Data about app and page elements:
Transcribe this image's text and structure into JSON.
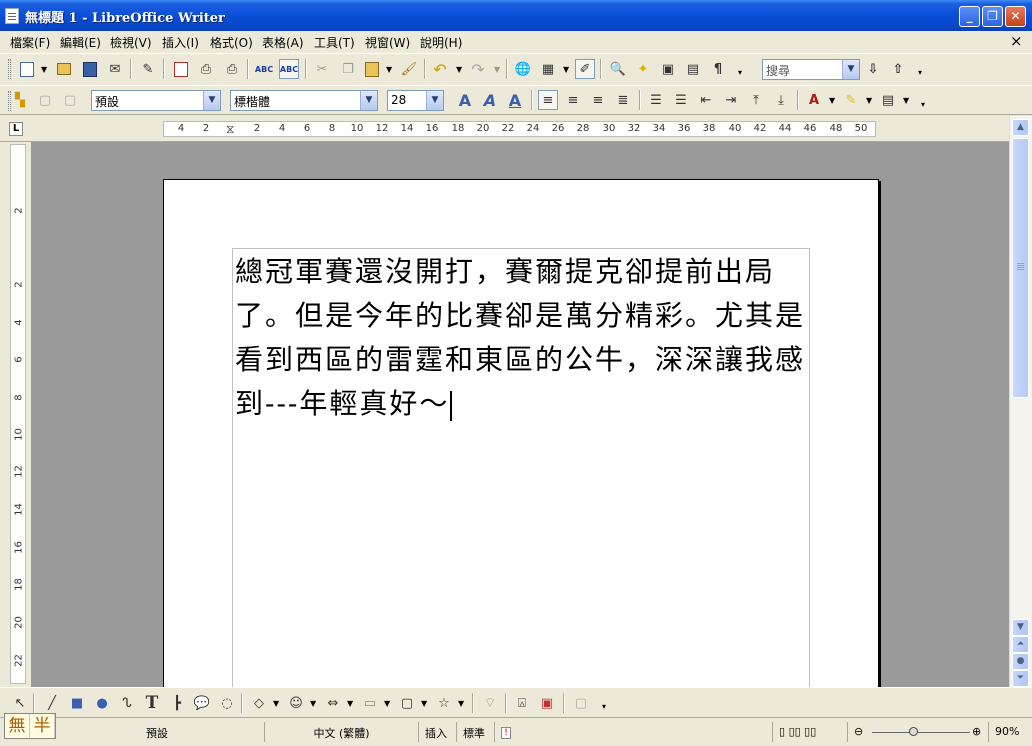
{
  "window": {
    "title": "無標題 1 - LibreOffice Writer"
  },
  "menubar": {
    "items": [
      "檔案(F)",
      "編輯(E)",
      "檢視(V)",
      "插入(I)",
      "格式(O)",
      "表格(A)",
      "工具(T)",
      "視窗(W)",
      "說明(H)"
    ],
    "close_doc": "×"
  },
  "toolbar": {
    "search_placeholder": "搜尋",
    "paragraph_style": "預設",
    "font_name": "標楷體",
    "font_size": "28"
  },
  "ruler": {
    "horizontal_labels": [
      "4",
      "2",
      "2",
      "4",
      "6",
      "8",
      "10",
      "12",
      "14",
      "16",
      "18",
      "20",
      "22",
      "24",
      "26",
      "28",
      "30",
      "32",
      "34",
      "36",
      "38",
      "40",
      "42",
      "44",
      "46",
      "48",
      "50"
    ],
    "vertical_labels": [
      "2",
      "2",
      "4",
      "6",
      "8",
      "10",
      "12",
      "14",
      "16",
      "18",
      "20",
      "22"
    ]
  },
  "document": {
    "text": "總冠軍賽還沒開打，賽爾提克卻提前出局了。但是今年的比賽卻是萬分精彩。尤其是看到西區的雷霆和東區的公牛，深深讓我感到---年輕真好～"
  },
  "statusbar": {
    "ime_left": "無",
    "ime_right": "半",
    "page_style": "預設",
    "language": "中文 (繁體)",
    "insert_mode": "插入",
    "selection_mode": "標準",
    "zoom": "90%"
  },
  "colors": {
    "titlebar": "#0a4fd8",
    "chrome": "#ece9d8",
    "workspace": "#9a9a9a"
  }
}
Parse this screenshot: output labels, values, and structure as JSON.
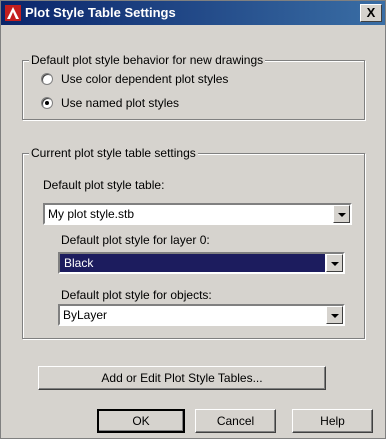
{
  "window": {
    "title": "Plot Style Table Settings",
    "close_glyph": "X"
  },
  "behavior_group": {
    "legend": "Default plot style behavior for new drawings",
    "options": [
      {
        "label": "Use color dependent plot styles",
        "checked": false
      },
      {
        "label": "Use named plot styles",
        "checked": true
      }
    ]
  },
  "current_group": {
    "legend": "Current plot style table settings",
    "default_table_label": "Default plot style table:",
    "default_table_value": "My plot style.stb",
    "layer0_label": "Default plot style for layer 0:",
    "layer0_value": "Black",
    "objects_label": "Default plot style for objects:",
    "objects_value": "ByLayer"
  },
  "buttons": {
    "add_edit": "Add or Edit Plot Style Tables...",
    "ok": "OK",
    "cancel": "Cancel",
    "help": "Help"
  },
  "icons": {
    "app": "autocad-logo-icon",
    "close": "close-icon",
    "dropdown": "chevron-down-icon"
  },
  "colors": {
    "title_bar": "#0a246a",
    "selected_highlight": "#1c1c5e",
    "dialog_face": "#d6d3ce",
    "app_icon": "#c41e1e"
  }
}
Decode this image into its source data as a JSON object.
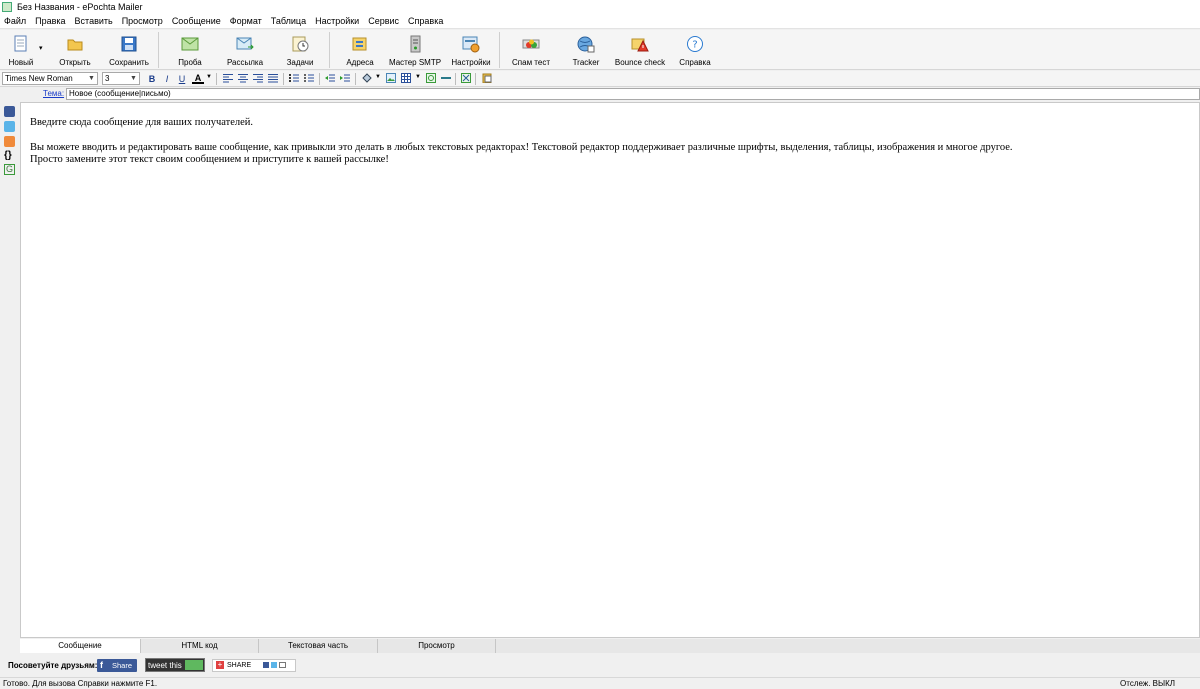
{
  "window": {
    "title": "Без Названия - ePochta Mailer"
  },
  "menu": [
    "Файл",
    "Правка",
    "Вставить",
    "Просмотр",
    "Сообщение",
    "Формат",
    "Таблица",
    "Настройки",
    "Сервис",
    "Справка"
  ],
  "toolbar": {
    "new": "Новый",
    "open": "Открыть",
    "save": "Сохранить",
    "test": "Проба",
    "send": "Рассылка",
    "tasks": "Задачи",
    "addresses": "Адреса",
    "smtp_wizard": "Мастер SMTP",
    "settings": "Настройки",
    "spam_test": "Спам тест",
    "tracker": "Tracker",
    "bounce_check": "Bounce check",
    "help": "Справка"
  },
  "format": {
    "font_family": "Times New Roman",
    "font_size": "3",
    "bold": "B",
    "italic": "I",
    "underline": "U",
    "font_color": "A"
  },
  "subject": {
    "label": "Тема:",
    "value": "Новое (сообщение|письмо)"
  },
  "editor": {
    "line1": "Введите сюда сообщение для ваших получателей.",
    "line2": "Вы можете вводить и редактировать ваше сообщение, как привыкли это делать в любых текстовых редакторах! Текстовой редактор поддерживает различные шрифты, выделения, таблицы, изображения и многое другое.",
    "line3": "Просто замените этот текст своим сообщением и приступите к вашей рассылке!"
  },
  "tabs": [
    "Сообщение",
    "HTML код",
    "Текстовая часть",
    "Просмотр"
  ],
  "share": {
    "label": "Посоветуйте друзьям:",
    "facebook": "Share",
    "tweet": "tweet this",
    "addthis": "SHARE"
  },
  "status": {
    "left": "Готово. Для вызова Справки нажмите F1.",
    "right": "Отслеж. ВЫКЛ"
  },
  "colors": {
    "accent": "#3b5998",
    "link": "#1a3cc8"
  }
}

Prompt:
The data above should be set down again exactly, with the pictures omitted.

Answer:
Transcribe this image's text and structure into JSON.
{
  "window": {
    "title": "無標題 1 - LibreOffice Writer"
  },
  "menubar": {
    "items": [
      "檔案(F)",
      "編輯(E)",
      "檢視(V)",
      "插入(I)",
      "格式(O)",
      "表格(A)",
      "工具(T)",
      "視窗(W)",
      "說明(H)"
    ],
    "close_doc": "×"
  },
  "toolbar": {
    "search_placeholder": "搜尋",
    "paragraph_style": "預設",
    "font_name": "標楷體",
    "font_size": "28"
  },
  "ruler": {
    "horizontal_labels": [
      "4",
      "2",
      "2",
      "4",
      "6",
      "8",
      "10",
      "12",
      "14",
      "16",
      "18",
      "20",
      "22",
      "24",
      "26",
      "28",
      "30",
      "32",
      "34",
      "36",
      "38",
      "40",
      "42",
      "44",
      "46",
      "48",
      "50"
    ],
    "vertical_labels": [
      "2",
      "2",
      "4",
      "6",
      "8",
      "10",
      "12",
      "14",
      "16",
      "18",
      "20",
      "22"
    ]
  },
  "document": {
    "text": "總冠軍賽還沒開打，賽爾提克卻提前出局了。但是今年的比賽卻是萬分精彩。尤其是看到西區的雷霆和東區的公牛，深深讓我感到---年輕真好～"
  },
  "statusbar": {
    "ime_left": "無",
    "ime_right": "半",
    "page_style": "預設",
    "language": "中文 (繁體)",
    "insert_mode": "插入",
    "selection_mode": "標準",
    "zoom": "90%"
  },
  "colors": {
    "titlebar": "#0a4fd8",
    "chrome": "#ece9d8",
    "workspace": "#9a9a9a"
  }
}
Parse this screenshot: output labels, values, and structure as JSON.
{
  "window": {
    "title": "Plot Style Table Settings",
    "close_glyph": "X"
  },
  "behavior_group": {
    "legend": "Default plot style behavior for new drawings",
    "options": [
      {
        "label": "Use color dependent plot styles",
        "checked": false
      },
      {
        "label": "Use named plot styles",
        "checked": true
      }
    ]
  },
  "current_group": {
    "legend": "Current plot style table settings",
    "default_table_label": "Default plot style table:",
    "default_table_value": "My plot style.stb",
    "layer0_label": "Default plot style for layer 0:",
    "layer0_value": "Black",
    "objects_label": "Default plot style for objects:",
    "objects_value": "ByLayer"
  },
  "buttons": {
    "add_edit": "Add or Edit Plot Style Tables...",
    "ok": "OK",
    "cancel": "Cancel",
    "help": "Help"
  },
  "icons": {
    "app": "autocad-logo-icon",
    "close": "close-icon",
    "dropdown": "chevron-down-icon"
  },
  "colors": {
    "title_bar": "#0a246a",
    "selected_highlight": "#1c1c5e",
    "dialog_face": "#d6d3ce",
    "app_icon": "#c41e1e"
  }
}
Decode this image into its source data as a JSON object.
{
  "window": {
    "title": "Без Названия - ePochta Mailer"
  },
  "menu": [
    "Файл",
    "Правка",
    "Вставить",
    "Просмотр",
    "Сообщение",
    "Формат",
    "Таблица",
    "Настройки",
    "Сервис",
    "Справка"
  ],
  "toolbar": {
    "new": "Новый",
    "open": "Открыть",
    "save": "Сохранить",
    "test": "Проба",
    "send": "Рассылка",
    "tasks": "Задачи",
    "addresses": "Адреса",
    "smtp_wizard": "Мастер SMTP",
    "settings": "Настройки",
    "spam_test": "Спам тест",
    "tracker": "Tracker",
    "bounce_check": "Bounce check",
    "help": "Справка"
  },
  "format": {
    "font_family": "Times New Roman",
    "font_size": "3",
    "bold": "B",
    "italic": "I",
    "underline": "U",
    "font_color": "A"
  },
  "subject": {
    "label": "Тема:",
    "value": "Новое (сообщение|письмо)"
  },
  "editor": {
    "line1": "Введите сюда сообщение для ваших получателей.",
    "line2": "Вы можете вводить и редактировать ваше сообщение, как привыкли это делать в любых текстовых редакторах! Текстовой редактор поддерживает различные шрифты, выделения, таблицы, изображения и многое другое.",
    "line3": "Просто замените этот текст своим сообщением и приступите к вашей рассылке!"
  },
  "tabs": [
    "Сообщение",
    "HTML код",
    "Текстовая часть",
    "Просмотр"
  ],
  "share": {
    "label": "Посоветуйте друзьям:",
    "facebook": "Share",
    "tweet": "tweet this",
    "addthis": "SHARE"
  },
  "status": {
    "left": "Готово. Для вызова Справки нажмите F1.",
    "right": "Отслеж. ВЫКЛ"
  },
  "colors": {
    "accent": "#3b5998",
    "link": "#1a3cc8"
  }
}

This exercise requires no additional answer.